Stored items
_ _ _ _ _ _ _

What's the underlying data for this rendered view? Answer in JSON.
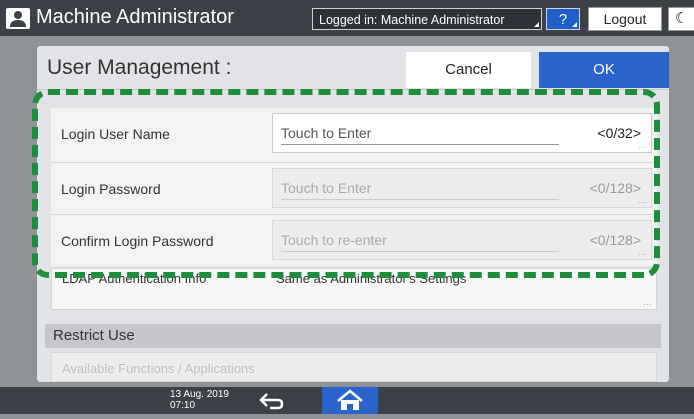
{
  "header": {
    "app_title": "Machine Administrator",
    "logged_in": "Logged in: Machine Administrator",
    "help_label": "?",
    "logout_label": "Logout",
    "moon_glyph": "☾"
  },
  "dialog": {
    "title": "User Management :",
    "cancel_label": "Cancel",
    "ok_label": "OK",
    "fields": [
      {
        "label": "Login User Name",
        "placeholder": "Touch to Enter",
        "count": "<0/32>",
        "enabled": true
      },
      {
        "label": "Login Password",
        "placeholder": "Touch to Enter",
        "count": "<0/128>",
        "enabled": false
      },
      {
        "label": "Confirm Login Password",
        "placeholder": "Touch to re-enter",
        "count": "<0/128>",
        "enabled": false
      }
    ],
    "ldap_row": {
      "label": "LDAP Authentication Info",
      "value": "Same as Administrator's Settings"
    },
    "section": {
      "title": "Restrict Use",
      "faded_item": "Available Functions / Applications"
    }
  },
  "footer": {
    "date": "13 Aug. 2019",
    "time": "07:10"
  },
  "icons": {
    "user": "user-icon",
    "back": "back-arrow-icon",
    "home": "home-icon"
  },
  "colors": {
    "accent_blue": "#2a63c9",
    "highlight_green": "#1f8e3c",
    "top_bar": "#3c4047"
  }
}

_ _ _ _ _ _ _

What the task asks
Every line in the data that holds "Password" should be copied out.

Response to this exercise
        "label": "Login Password",
        "label": "Confirm Login Password",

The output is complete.